TASK REQUIREMENTS: Wherever a line of the records contains "data", copy that line.

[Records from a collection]

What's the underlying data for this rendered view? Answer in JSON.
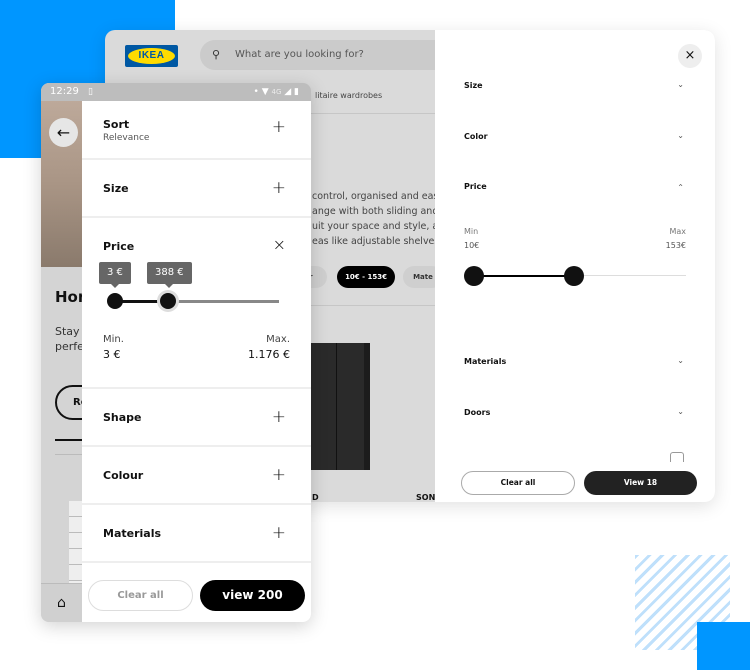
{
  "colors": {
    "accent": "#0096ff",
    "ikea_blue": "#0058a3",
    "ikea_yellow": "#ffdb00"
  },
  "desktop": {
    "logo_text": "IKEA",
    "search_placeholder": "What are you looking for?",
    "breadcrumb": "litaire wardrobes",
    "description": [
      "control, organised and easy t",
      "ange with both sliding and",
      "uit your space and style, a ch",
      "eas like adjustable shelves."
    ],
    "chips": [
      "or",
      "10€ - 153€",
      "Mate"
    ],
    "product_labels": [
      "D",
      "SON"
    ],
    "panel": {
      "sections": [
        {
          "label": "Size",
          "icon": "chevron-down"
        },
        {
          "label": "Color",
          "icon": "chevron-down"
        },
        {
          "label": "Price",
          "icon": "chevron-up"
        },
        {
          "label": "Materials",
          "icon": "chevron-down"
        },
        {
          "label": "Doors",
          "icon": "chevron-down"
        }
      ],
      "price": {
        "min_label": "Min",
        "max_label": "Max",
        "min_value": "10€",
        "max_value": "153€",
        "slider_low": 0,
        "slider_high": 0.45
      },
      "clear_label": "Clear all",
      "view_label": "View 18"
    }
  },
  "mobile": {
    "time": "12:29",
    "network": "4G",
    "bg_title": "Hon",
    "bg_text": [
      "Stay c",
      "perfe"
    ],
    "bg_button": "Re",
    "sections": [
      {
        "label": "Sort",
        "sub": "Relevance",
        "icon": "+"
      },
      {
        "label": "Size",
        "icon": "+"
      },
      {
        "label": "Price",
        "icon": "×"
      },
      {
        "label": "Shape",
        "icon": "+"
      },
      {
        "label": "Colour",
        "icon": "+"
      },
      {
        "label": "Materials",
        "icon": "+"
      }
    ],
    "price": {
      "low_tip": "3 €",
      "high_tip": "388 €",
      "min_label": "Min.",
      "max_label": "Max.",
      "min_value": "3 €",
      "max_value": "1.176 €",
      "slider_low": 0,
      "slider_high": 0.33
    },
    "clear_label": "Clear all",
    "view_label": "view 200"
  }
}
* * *
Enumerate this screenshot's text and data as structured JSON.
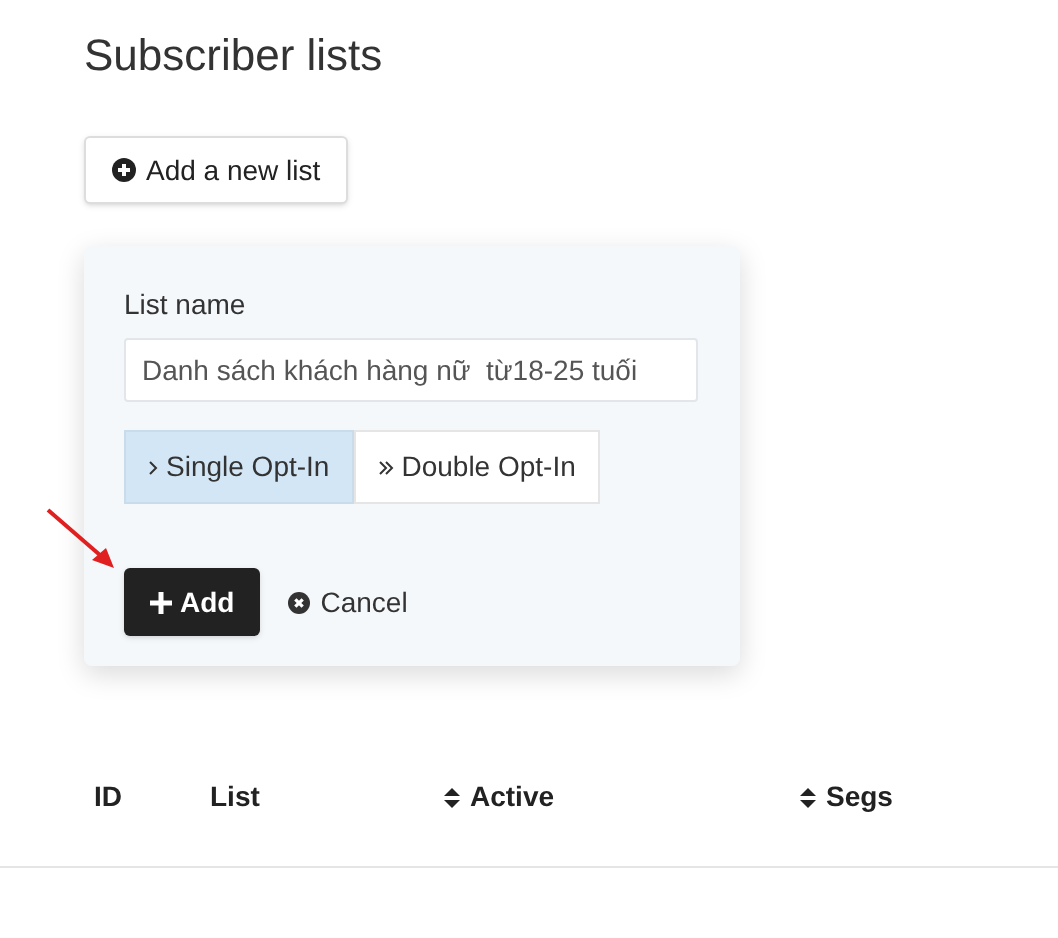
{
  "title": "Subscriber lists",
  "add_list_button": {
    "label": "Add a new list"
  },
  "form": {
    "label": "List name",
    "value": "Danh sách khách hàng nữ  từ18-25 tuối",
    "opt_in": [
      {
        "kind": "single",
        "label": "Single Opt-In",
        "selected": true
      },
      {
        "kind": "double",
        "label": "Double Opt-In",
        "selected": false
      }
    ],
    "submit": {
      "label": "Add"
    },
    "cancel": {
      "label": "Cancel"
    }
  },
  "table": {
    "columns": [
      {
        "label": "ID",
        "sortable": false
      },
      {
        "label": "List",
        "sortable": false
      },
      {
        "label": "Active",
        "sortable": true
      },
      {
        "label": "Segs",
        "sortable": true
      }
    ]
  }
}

SOLUTION BELOW:
What's the underlying data for this rendered view? Answer in JSON.
Enumerate this screenshot's text and data as structured JSON.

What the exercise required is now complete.